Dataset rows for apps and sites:
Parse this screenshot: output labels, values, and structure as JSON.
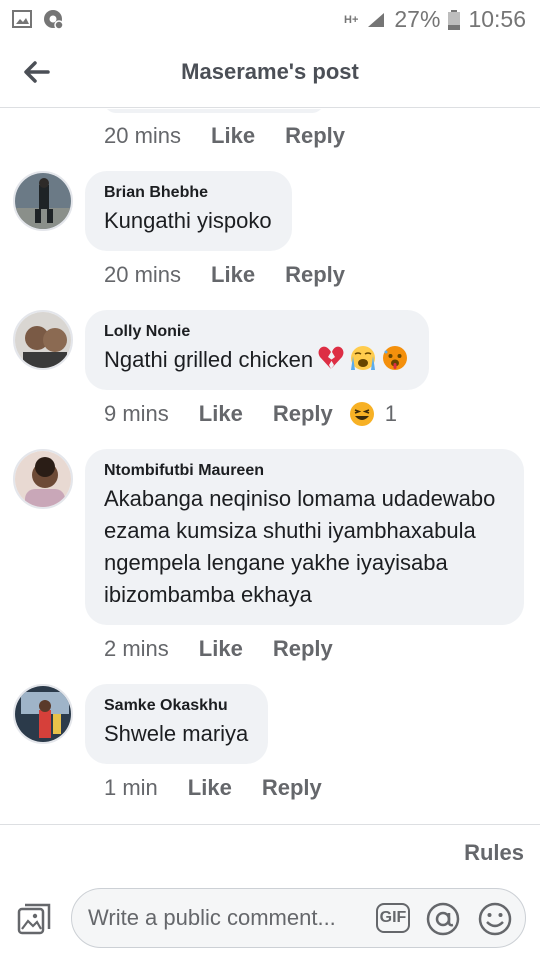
{
  "status": {
    "battery": "27%",
    "time": "10:56",
    "network": "H+"
  },
  "header": {
    "title": "Maserame's post"
  },
  "comments": [
    {
      "author": "",
      "text": "",
      "time": "20 mins",
      "like": "Like",
      "reply": "Reply"
    },
    {
      "author": "Brian Bhebhe",
      "text": "Kungathi yispoko",
      "time": "20 mins",
      "like": "Like",
      "reply": "Reply"
    },
    {
      "author": "Lolly Nonie",
      "text": "Ngathi grilled chicken",
      "time": "9 mins",
      "like": "Like",
      "reply": "Reply",
      "reaction_count": "1"
    },
    {
      "author": "Ntombifutbi Maureen",
      "text": "Akabanga neqiniso lomama udadewabo ezama kumsiza shuthi iyambhaxabula ngempela lengane yakhe iyayisaba ibizombamba ekhaya",
      "time": "2 mins",
      "like": "Like",
      "reply": "Reply"
    },
    {
      "author": "Samke Okaskhu",
      "text": "Shwele mariya",
      "time": "1 min",
      "like": "Like",
      "reply": "Reply"
    }
  ],
  "footer": {
    "rules": "Rules",
    "placeholder": "Write a public comment...",
    "gif": "GIF"
  }
}
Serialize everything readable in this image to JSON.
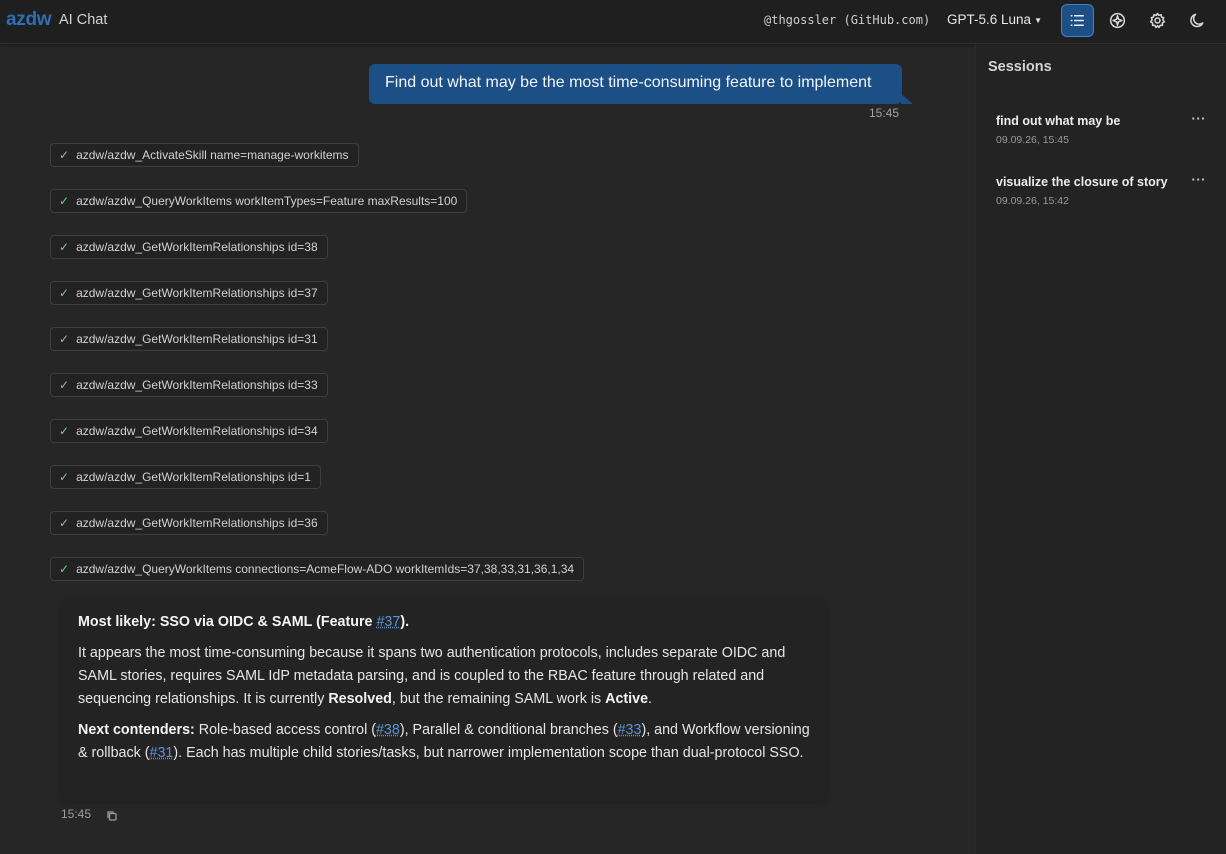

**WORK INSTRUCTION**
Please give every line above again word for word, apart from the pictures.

**OUTPUT OF THE EXERCISE**
Parse this screenshot: output labels, values, and structure as JSON.
{
  "status": {
    "battery": "27%",
    "time": "10:56",
    "network": "H+"
  },
  "header": {
    "title": "Maserame's post"
  },
  "comments": [
    {
      "author": "",
      "text": "",
      "time": "20 mins",
      "like": "Like",
      "reply": "Reply"
    },
    {
      "author": "Brian Bhebhe",
      "text": "Kungathi yispoko",
      "time": "20 mins",
      "like": "Like",
      "reply": "Reply"
    },
    {
      "author": "Lolly Nonie",
      "text": "Ngathi grilled chicken",
      "time": "9 mins",
      "like": "Like",
      "reply": "Reply",
      "reaction_count": "1"
    },
    {
      "author": "Ntombifutbi Maureen",
      "text": "Akabanga neqiniso lomama udadewabo ezama kumsiza shuthi iyambhaxabula ngempela lengane yakhe iyayisaba ibizombamba ekhaya",
      "time": "2 mins",
      "like": "Like",
      "reply": "Reply"
    },
    {
      "author": "Samke Okaskhu",
      "text": "Shwele mariya",
      "time": "1 min",
      "like": "Like",
      "reply": "Reply"
    }
  ],
  "footer": {
    "rules": "Rules",
    "placeholder": "Write a public comment...",
    "gif": "GIF"
  }
}
Serialize everything readable in this image to JSON.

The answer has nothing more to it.